[latex](3,−2)[/latex]

[latex](4,0)[/latex]

#### Answer

[latex](−1,1)\,\,\,(−2,−2)[/latex]### Example 3B.2.C

Is [latex](2,−3)[/latex] a solution of the inequality [latex]y<−3x+1[/latex]?Answer: If [latex](2,−3)[/latex] is a solution, then it will yield a true statement when substituted into the inequality [latex]y<−3x+1[/latex].

[latex]y<−3x+1[/latex]

Substitute [latex]x=2[/latex] and [latex]y=−3[/latex] into inequality.[latex]−3<−3\left(2\right)+1[/latex]

Evaluate.[latex]\begin{array}{l}−3<−6+1\\−3<−5\end{array}[/latex]

This statement is**not**true, so the ordered pair [latex](2,−3)[/latex] is

**not**a solution.

#### Answer

[latex](2,−3)[/latex] is not a solution.### Summary

When inequalities are graphed on a coordinate plane, the solutions are located in a region of the coordinate plane, which is represented as a shaded area on the plane. The boundary line for the inequality is drawn as a solid line if the points on the line itself do satisfy the inequality, as in the cases of ≤ and ≥. It is drawn as a dashed line if the points on the line do not satisfy the inequality, as in the cases of < and >. You can tell which region to shade by testing some points in the inequality. Using a coordinate plane is especially helpful for visualizing the region of solutions for inequalities with two variables.## Licenses & Attributions

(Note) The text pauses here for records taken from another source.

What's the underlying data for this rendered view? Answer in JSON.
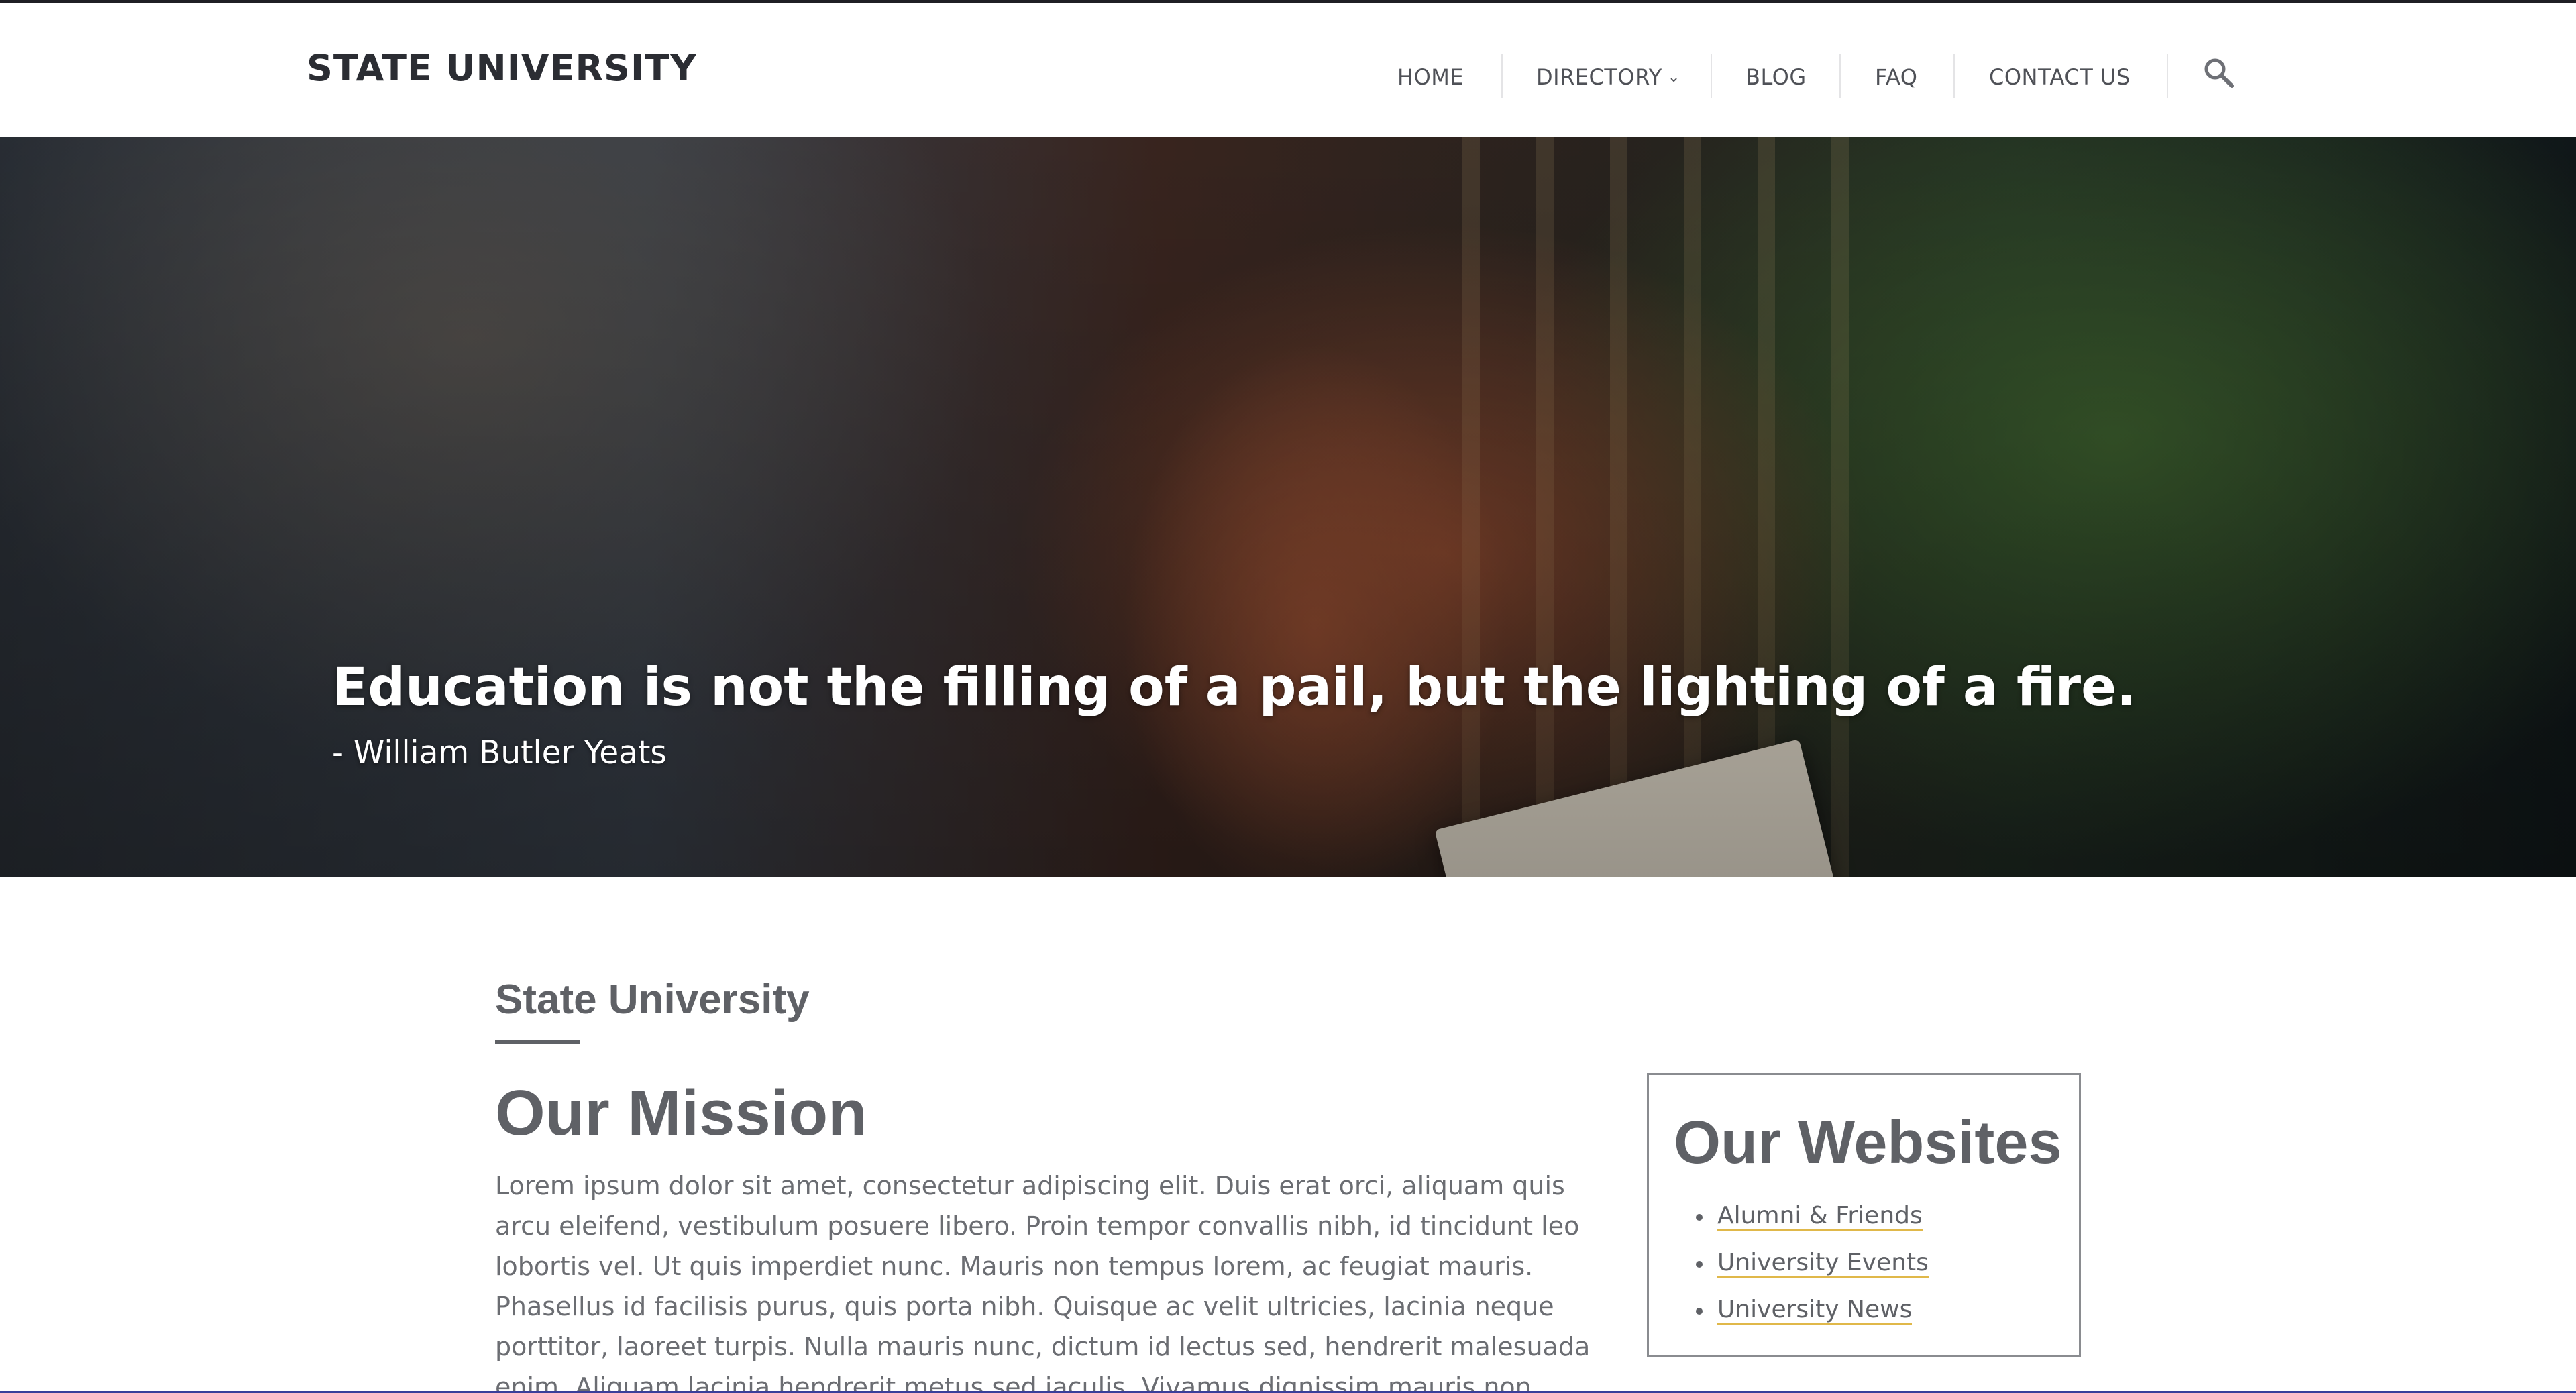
{
  "header": {
    "brand": "STATE UNIVERSITY",
    "nav": [
      {
        "label": "HOME"
      },
      {
        "label": "DIRECTORY"
      },
      {
        "label": "BLOG"
      },
      {
        "label": "FAQ"
      },
      {
        "label": "CONTACT US"
      }
    ],
    "search_icon": "search-icon",
    "directory_icon": "chevron-down-icon"
  },
  "hero": {
    "quote": "Education is not the filling of a pail, but the lighting of a fire.",
    "author": "- William Butler Yeats"
  },
  "content": {
    "kicker": "State University",
    "mission_title": "Our Mission",
    "mission_text": "Lorem ipsum dolor sit amet, consectetur adipiscing elit. Duis erat orci, aliquam quis arcu eleifend, vestibulum posuere libero. Proin tempor convallis nibh, id tincidunt leo lobortis vel. Ut quis imperdiet nunc. Mauris non tempus lorem, ac feugiat mauris. Phasellus id facilisis purus, quis porta nibh. Quisque ac velit ultricies, lacinia neque porttitor, laoreet turpis. Nulla mauris nunc, dictum id lectus sed, hendrerit malesuada enim. Aliquam lacinia hendrerit metus sed iaculis. Vivamus dignissim mauris non sapien commodo, non tempor magna imperdiet."
  },
  "sidebar": {
    "title": "Our Websites",
    "links": [
      {
        "label": "Alumni & Friends"
      },
      {
        "label": "University Events"
      },
      {
        "label": "University News"
      }
    ]
  },
  "colors": {
    "text": "#5f6166",
    "link_underline": "#e0b84a",
    "header_rule": "#1f1f24"
  }
}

### CC licensed content, Original

- Ex 1: Graphing Linear Inequalities in Two Variables (Slope Intercept Form).
**Authored by:**James Sousa (Mathispower4u.com) .**License:**CC BY: Attribution.

### CC licensed content, Shared previously

- Ex 2: Graphing Linear Inequalities in Two Variables (Standard Form).
**Authored by:**James Sousa (Mathispower4u.com) .**License:**CC BY: Attribution. - Unit 13: Graphing, from Developmental Math: An Open Program.
**Provided by:**Monterey Institute of Technology and Education**Located at:**https://www.nroc.org/.**License:**CC BY: Attribution. - Use a Graph Determine Ordered Pair Solutions of a Linear Inequalty in Two Variable.
**Authored by:**James Sousa (Mathispower4u.com) for Lumen Learning.**License:**CC BY: Attribution. - Ex: Determine if Ordered Pairs Satisfy a Linear Inequality.
**Authored by:**James Sousa (Mathispower4u.com) .**License:**CC BY: Attribution.